» REQUIRED ACTION:
The response must contain the complete data, printed exactly.

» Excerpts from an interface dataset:
----------

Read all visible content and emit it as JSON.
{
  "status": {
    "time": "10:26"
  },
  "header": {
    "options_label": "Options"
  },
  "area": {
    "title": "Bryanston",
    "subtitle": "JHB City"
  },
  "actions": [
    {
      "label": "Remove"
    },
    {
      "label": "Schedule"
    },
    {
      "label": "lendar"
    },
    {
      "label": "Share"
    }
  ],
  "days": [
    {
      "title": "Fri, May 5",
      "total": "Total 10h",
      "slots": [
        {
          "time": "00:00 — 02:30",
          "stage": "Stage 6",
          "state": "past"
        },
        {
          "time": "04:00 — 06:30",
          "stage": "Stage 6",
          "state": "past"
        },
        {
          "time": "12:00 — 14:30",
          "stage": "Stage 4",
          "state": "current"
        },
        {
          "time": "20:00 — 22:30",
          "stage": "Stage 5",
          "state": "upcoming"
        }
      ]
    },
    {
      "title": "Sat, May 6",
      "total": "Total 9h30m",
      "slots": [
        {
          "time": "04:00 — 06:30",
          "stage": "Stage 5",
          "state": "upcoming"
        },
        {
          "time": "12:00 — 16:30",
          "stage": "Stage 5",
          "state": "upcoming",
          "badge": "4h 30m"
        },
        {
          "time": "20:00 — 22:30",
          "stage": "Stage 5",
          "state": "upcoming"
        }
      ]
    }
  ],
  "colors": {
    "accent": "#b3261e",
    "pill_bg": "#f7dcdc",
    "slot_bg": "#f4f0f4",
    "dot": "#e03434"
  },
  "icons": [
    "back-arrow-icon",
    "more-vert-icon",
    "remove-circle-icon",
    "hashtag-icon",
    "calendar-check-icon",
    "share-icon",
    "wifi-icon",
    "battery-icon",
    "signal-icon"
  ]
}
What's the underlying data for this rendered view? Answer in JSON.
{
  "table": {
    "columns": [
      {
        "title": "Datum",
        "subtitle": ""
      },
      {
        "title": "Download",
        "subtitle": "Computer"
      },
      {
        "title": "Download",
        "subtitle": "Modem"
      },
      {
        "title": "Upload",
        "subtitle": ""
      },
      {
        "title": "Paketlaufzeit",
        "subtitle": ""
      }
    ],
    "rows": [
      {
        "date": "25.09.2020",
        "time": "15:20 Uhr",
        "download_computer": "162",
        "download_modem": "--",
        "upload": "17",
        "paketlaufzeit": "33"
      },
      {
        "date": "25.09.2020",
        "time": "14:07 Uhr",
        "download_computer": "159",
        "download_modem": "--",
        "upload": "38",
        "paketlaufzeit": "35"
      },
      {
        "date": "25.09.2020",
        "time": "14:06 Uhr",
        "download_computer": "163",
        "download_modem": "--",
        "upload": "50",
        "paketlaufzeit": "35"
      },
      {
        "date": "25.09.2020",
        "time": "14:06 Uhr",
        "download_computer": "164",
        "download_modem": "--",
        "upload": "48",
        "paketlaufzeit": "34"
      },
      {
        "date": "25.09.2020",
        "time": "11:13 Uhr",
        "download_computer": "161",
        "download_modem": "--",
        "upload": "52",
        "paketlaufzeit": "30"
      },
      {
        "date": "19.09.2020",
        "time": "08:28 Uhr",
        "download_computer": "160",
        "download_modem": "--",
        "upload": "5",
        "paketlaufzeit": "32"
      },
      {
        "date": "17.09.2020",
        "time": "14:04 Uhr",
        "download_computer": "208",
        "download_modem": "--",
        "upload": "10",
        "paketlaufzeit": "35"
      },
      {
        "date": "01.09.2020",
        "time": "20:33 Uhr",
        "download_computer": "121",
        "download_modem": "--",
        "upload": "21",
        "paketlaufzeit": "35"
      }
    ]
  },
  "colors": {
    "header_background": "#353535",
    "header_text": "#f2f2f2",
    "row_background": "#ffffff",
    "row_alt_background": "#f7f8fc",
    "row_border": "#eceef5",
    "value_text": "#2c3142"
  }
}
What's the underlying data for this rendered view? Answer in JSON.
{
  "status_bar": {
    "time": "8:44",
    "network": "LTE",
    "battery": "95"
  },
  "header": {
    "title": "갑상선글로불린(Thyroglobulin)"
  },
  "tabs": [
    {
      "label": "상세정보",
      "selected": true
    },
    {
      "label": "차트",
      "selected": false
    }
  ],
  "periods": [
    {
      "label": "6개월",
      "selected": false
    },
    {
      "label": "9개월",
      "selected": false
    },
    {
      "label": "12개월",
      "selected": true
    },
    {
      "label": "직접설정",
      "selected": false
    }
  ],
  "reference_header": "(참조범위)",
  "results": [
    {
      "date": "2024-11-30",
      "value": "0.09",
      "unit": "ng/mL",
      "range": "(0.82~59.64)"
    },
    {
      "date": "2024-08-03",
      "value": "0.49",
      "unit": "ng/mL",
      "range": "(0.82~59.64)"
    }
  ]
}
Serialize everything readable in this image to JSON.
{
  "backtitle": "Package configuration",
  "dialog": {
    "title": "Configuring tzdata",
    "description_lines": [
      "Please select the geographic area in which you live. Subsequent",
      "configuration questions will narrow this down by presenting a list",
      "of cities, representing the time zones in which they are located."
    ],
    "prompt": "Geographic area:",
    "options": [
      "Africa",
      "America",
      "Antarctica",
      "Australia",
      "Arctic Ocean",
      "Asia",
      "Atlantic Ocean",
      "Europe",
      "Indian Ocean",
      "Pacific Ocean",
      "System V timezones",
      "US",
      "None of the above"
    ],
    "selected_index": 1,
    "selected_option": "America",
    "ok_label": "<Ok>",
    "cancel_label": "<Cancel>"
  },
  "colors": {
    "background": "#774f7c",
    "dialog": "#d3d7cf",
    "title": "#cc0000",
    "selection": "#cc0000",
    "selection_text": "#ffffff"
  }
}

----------

» RESPONSE:
Read all visible content and emit it as JSON.
{
  "status": {
    "time": "10:26"
  },
  "header": {
    "options_label": "Options"
  },
  "area": {
    "title": "Bryanston",
    "subtitle": "JHB City"
  },
  "actions": [
    {
      "label": "Remove"
    },
    {
      "label": "Schedule"
    },
    {
      "label": "lendar"
    },
    {
      "label": "Share"
    }
  ],
  "days": [
    {
      "title": "Fri, May 5",
      "total": "Total 10h",
      "slots": [
        {
          "time": "00:00 — 02:30",
          "stage": "Stage 6",
          "state": "past"
        },
        {
          "time": "04:00 — 06:30",
          "stage": "Stage 6",
          "state": "past"
        },
        {
          "time": "12:00 — 14:30",
          "stage": "Stage 4",
          "state": "current"
        },
        {
          "time": "20:00 — 22:30",
          "stage": "Stage 5",
          "state": "upcoming"
        }
      ]
    },
    {
      "title": "Sat, May 6",
      "total": "Total 9h30m",
      "slots": [
        {
          "time": "04:00 — 06:30",
          "stage": "Stage 5",
          "state": "upcoming"
        },
        {
          "time": "12:00 — 16:30",
          "stage": "Stage 5",
          "state": "upcoming",
          "badge": "4h 30m"
        },
        {
          "time": "20:00 — 22:30",
          "stage": "Stage 5",
          "state": "upcoming"
        }
      ]
    }
  ],
  "colors": {
    "accent": "#b3261e",
    "pill_bg": "#f7dcdc",
    "slot_bg": "#f4f0f4",
    "dot": "#e03434"
  },
  "icons": [
    "back-arrow-icon",
    "more-vert-icon",
    "remove-circle-icon",
    "hashtag-icon",
    "calendar-check-icon",
    "share-icon",
    "wifi-icon",
    "battery-icon",
    "signal-icon"
  ]
}
What's the underlying data for this rendered view? Answer in JSON.
{
  "table": {
    "columns": [
      {
        "title": "Datum",
        "subtitle": ""
      },
      {
        "title": "Download",
        "subtitle": "Computer"
      },
      {
        "title": "Download",
        "subtitle": "Modem"
      },
      {
        "title": "Upload",
        "subtitle": ""
      },
      {
        "title": "Paketlaufzeit",
        "subtitle": ""
      }
    ],
    "rows": [
      {
        "date": "25.09.2020",
        "time": "15:20 Uhr",
        "download_computer": "162",
        "download_modem": "--",
        "upload": "17",
        "paketlaufzeit": "33"
      },
      {
        "date": "25.09.2020",
        "time": "14:07 Uhr",
        "download_computer": "159",
        "download_modem": "--",
        "upload": "38",
        "paketlaufzeit": "35"
      },
      {
        "date": "25.09.2020",
        "time": "14:06 Uhr",
        "download_computer": "163",
        "download_modem": "--",
        "upload": "50",
        "paketlaufzeit": "35"
      },
      {
        "date": "25.09.2020",
        "time": "14:06 Uhr",
        "download_computer": "164",
        "download_modem": "--",
        "upload": "48",
        "paketlaufzeit": "34"
      },
      {
        "date": "25.09.2020",
        "time": "11:13 Uhr",
        "download_computer": "161",
        "download_modem": "--",
        "upload": "52",
        "paketlaufzeit": "30"
      },
      {
        "date": "19.09.2020",
        "time": "08:28 Uhr",
        "download_computer": "160",
        "download_modem": "--",
        "upload": "5",
        "paketlaufzeit": "32"
      },
      {
        "date": "17.09.2020",
        "time": "14:04 Uhr",
        "download_computer": "208",
        "download_modem": "--",
        "upload": "10",
        "paketlaufzeit": "35"
      },
      {
        "date": "01.09.2020",
        "time": "20:33 Uhr",
        "download_computer": "121",
        "download_modem": "--",
        "upload": "21",
        "paketlaufzeit": "35"
      }
    ]
  },
  "colors": {
    "header_background": "#353535",
    "header_text": "#f2f2f2",
    "row_background": "#ffffff",
    "row_alt_background": "#f7f8fc",
    "row_border": "#eceef5",
    "value_text": "#2c3142"
  }
}
What's the underlying data for this rendered view? Answer in JSON.
{
  "status_bar": {
    "time": "8:44",
    "network": "LTE",
    "battery": "95"
  },
  "header": {
    "title": "갑상선글로불린(Thyroglobulin)"
  },
  "tabs": [
    {
      "label": "상세정보",
      "selected": true
    },
    {
      "label": "차트",
      "selected": false
    }
  ],
  "periods": [
    {
      "label": "6개월",
      "selected": false
    },
    {
      "label": "9개월",
      "selected": false
    },
    {
      "label": "12개월",
      "selected": true
    },
    {
      "label": "직접설정",
      "selected": false
    }
  ],
  "reference_header": "(참조범위)",
  "results": [
    {
      "date": "2024-11-30",
      "value": "0.09",
      "unit": "ng/mL",
      "range": "(0.82~59.64)"
    },
    {
      "date": "2024-08-03",
      "value": "0.49",
      "unit": "ng/mL",
      "range": "(0.82~59.64)"
    }
  ]
}
Serialize everything readable in this image to JSON.
{
  "backtitle": "Package configuration",
  "dialog": {
    "title": "Configuring tzdata",
    "description_lines": [
      "Please select the geographic area in which you live. Subsequent",
      "configuration questions will narrow this down by presenting a list",
      "of cities, representing the time zones in which they are located."
    ],
    "prompt": "Geographic area:",
    "options": [
      "Africa",
      "America",
      "Antarctica",
      "Australia",
      "Arctic Ocean",
      "Asia",
      "Atlantic Ocean",
      "Europe",
      "Indian Ocean",
      "Pacific Ocean",
      "System V timezones",
      "US",
      "None of the above"
    ],
    "selected_index": 1,
    "selected_option": "America",
    "ok_label": "<Ok>",
    "cancel_label": "<Cancel>"
  },
  "colors": {
    "background": "#774f7c",
    "dialog": "#d3d7cf",
    "title": "#cc0000",
    "selection": "#cc0000",
    "selection_text": "#ffffff"
  }
}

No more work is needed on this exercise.